Date Approved


Date Posted


Degree Type

Open Access Dissertation

Degree Name

Doctor of Philosophy (PhD)

Department or School


Committee Member

Ellen I. Koch, PhD, Chair

Committee Member

Sheila A.M. Rauch, PhD

Committee Member

Flora Hoodin, PhD

Committee Member

Silvia von Kluge, PhD

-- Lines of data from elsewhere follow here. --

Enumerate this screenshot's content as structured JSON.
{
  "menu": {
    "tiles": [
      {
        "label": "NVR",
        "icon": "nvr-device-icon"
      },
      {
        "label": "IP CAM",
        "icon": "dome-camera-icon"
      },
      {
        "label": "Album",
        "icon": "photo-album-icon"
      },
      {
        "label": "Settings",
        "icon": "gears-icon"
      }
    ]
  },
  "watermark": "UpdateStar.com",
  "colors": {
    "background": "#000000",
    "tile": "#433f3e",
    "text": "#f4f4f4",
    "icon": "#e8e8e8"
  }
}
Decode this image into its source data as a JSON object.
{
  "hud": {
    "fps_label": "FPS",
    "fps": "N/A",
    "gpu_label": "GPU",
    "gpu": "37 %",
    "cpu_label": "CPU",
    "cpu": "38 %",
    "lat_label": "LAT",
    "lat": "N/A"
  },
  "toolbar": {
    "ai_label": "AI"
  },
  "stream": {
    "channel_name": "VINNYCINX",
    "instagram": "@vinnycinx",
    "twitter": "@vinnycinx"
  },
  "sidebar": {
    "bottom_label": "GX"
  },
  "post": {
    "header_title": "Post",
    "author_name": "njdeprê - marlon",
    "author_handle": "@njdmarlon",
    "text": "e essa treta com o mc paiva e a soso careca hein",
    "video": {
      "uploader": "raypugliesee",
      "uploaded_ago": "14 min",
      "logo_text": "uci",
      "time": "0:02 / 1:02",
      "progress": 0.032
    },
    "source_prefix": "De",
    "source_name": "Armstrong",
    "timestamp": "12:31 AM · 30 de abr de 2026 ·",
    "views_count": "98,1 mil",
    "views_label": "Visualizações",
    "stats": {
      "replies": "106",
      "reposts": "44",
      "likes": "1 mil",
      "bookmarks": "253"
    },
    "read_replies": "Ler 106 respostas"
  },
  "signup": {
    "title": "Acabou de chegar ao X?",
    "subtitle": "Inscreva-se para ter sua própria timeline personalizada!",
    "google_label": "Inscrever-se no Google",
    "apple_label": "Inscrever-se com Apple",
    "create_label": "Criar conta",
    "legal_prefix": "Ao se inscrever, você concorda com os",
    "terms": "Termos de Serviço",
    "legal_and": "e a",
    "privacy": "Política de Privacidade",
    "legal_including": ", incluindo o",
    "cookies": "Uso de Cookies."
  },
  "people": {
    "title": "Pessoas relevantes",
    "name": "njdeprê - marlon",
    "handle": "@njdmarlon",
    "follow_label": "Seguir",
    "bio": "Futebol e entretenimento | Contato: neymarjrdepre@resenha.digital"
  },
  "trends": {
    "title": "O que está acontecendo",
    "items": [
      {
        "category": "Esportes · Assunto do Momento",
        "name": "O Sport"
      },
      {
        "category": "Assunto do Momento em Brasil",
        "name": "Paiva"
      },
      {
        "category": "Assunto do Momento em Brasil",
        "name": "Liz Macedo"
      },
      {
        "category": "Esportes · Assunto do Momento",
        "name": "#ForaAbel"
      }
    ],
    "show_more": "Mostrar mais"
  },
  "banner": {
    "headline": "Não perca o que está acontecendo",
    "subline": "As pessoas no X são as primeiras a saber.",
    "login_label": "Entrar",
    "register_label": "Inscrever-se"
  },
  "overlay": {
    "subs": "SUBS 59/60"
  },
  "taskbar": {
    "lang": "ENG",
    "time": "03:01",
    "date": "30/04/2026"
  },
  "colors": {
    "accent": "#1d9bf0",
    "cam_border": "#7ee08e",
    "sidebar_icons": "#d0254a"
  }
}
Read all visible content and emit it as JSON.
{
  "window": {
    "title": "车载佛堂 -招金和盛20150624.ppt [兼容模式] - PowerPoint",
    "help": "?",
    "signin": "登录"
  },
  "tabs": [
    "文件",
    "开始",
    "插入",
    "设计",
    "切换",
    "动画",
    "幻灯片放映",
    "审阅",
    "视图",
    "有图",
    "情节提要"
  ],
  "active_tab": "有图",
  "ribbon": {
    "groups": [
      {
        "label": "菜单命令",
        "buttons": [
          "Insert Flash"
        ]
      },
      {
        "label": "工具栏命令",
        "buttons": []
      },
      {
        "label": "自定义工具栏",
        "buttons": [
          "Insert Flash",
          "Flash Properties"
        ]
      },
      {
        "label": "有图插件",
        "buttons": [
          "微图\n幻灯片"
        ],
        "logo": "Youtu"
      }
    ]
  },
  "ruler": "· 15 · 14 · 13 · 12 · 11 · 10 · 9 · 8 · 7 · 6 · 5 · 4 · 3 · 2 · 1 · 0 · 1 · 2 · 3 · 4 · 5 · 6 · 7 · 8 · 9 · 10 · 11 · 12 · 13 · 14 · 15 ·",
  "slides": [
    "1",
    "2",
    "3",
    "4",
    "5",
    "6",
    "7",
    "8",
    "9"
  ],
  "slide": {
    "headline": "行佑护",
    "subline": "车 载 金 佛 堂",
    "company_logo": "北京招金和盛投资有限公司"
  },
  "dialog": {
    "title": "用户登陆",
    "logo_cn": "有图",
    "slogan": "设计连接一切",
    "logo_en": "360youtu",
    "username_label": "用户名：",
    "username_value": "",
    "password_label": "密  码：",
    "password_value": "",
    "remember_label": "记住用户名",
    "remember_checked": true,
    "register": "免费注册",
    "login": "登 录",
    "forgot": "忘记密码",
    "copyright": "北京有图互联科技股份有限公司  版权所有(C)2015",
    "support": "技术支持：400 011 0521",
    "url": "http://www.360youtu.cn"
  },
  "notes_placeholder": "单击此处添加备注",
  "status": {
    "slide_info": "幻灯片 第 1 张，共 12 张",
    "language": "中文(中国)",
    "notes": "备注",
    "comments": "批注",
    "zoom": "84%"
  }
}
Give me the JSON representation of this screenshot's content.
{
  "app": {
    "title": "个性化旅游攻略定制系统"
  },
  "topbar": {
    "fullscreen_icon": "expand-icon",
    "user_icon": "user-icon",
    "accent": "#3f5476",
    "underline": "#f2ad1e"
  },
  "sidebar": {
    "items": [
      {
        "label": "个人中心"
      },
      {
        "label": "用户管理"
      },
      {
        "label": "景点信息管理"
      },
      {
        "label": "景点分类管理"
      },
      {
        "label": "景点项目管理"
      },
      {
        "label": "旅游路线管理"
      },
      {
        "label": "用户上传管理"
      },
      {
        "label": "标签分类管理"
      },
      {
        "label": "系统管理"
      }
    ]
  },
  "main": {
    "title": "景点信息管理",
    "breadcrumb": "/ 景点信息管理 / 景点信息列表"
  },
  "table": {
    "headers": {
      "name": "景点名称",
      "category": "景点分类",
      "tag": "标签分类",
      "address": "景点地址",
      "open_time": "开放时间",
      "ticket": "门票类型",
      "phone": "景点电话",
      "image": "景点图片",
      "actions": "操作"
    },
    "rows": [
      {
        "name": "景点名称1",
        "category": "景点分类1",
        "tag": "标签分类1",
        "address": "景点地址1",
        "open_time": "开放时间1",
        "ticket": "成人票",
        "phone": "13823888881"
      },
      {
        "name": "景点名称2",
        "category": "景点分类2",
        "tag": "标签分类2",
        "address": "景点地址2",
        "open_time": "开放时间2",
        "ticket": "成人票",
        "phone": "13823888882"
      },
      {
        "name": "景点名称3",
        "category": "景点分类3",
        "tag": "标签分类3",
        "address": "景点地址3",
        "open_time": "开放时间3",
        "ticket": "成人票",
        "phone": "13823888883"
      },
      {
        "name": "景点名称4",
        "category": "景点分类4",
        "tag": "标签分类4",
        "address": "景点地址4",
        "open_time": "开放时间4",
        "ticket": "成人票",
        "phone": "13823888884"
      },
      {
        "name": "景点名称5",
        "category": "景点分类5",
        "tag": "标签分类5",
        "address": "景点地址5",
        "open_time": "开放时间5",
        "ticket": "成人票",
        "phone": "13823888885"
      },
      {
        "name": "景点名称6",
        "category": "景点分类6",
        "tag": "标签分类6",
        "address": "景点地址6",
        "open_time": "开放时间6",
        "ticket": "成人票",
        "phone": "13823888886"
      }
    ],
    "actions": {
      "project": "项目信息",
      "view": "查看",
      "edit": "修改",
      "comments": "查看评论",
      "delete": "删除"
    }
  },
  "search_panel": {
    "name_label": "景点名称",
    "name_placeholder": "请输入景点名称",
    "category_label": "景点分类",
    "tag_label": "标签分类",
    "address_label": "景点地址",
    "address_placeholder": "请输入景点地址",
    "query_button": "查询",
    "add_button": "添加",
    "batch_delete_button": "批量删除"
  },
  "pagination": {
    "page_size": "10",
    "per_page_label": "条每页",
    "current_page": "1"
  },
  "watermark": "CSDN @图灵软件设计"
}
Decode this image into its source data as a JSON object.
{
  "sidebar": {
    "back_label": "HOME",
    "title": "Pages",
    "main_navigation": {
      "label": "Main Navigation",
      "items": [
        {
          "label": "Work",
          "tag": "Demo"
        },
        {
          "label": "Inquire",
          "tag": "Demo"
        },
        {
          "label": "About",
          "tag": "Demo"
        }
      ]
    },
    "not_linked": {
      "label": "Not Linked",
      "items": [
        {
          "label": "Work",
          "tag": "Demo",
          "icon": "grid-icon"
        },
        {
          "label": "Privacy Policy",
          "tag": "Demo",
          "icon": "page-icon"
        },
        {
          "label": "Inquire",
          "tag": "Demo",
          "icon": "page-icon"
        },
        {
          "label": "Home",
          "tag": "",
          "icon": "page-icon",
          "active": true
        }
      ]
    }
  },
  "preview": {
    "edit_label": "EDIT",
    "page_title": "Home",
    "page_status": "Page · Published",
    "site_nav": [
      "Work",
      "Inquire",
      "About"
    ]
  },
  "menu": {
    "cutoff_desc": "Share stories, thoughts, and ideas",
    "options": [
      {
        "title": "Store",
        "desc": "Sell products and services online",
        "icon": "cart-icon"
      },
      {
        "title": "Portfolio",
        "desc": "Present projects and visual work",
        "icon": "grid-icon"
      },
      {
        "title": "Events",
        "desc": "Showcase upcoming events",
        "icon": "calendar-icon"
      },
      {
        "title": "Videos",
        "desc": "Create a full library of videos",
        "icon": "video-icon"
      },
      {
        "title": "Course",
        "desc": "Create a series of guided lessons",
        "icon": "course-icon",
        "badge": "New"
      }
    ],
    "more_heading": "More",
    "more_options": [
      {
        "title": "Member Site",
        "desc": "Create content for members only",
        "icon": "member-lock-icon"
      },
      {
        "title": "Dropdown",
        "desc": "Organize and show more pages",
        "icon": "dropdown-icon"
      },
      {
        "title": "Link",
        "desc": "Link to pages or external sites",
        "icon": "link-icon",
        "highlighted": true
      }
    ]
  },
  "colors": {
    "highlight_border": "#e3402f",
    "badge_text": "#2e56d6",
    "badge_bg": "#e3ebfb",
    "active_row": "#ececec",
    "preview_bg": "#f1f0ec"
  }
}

Despite a significant number of Afghanistan and Iraqi veterans who reported symptoms of PTSD, depression, anxiety, and substance abuse, the majority of these veterans did not seek help for these problems. Past research has shown several variables that may contribute to an individual seeking help for a mental health problem including demographic variables, nature and severity of the mental health problem, and psychological variables. All Operation Enduring Freedom (OEF) and Operation Iraqi Freedom (OIF) veterans and service members that registered with the Ann Arbor VA Healthcare System between 2001 and 2007 were contacted by mail and asked to participate in the Internet-based survey. Participants were asked to complete several questionnaires regarding their current physical and psychological health, social support, self-efficacy, stigma, and barriers relating to seeking help for a psychological or physical problem as well as informal and formal help-seeking patterns. The primary goal of this study was to examine predictors of help-seeking for a psychological problem within the framework of a new model of help-seeking. Results indicated a significant model fit in the multiple linear regression analyses for help-seeking intentions; however, results were not strong in the logistic analyses for past help-seeking behavior. Interestingly, the independent variable, attitudes toward seeking mental health services, was a significant coefficient in all psychological and physical help-seeking models. Implications for this population regarding assessment, outreach, and program development are discussed.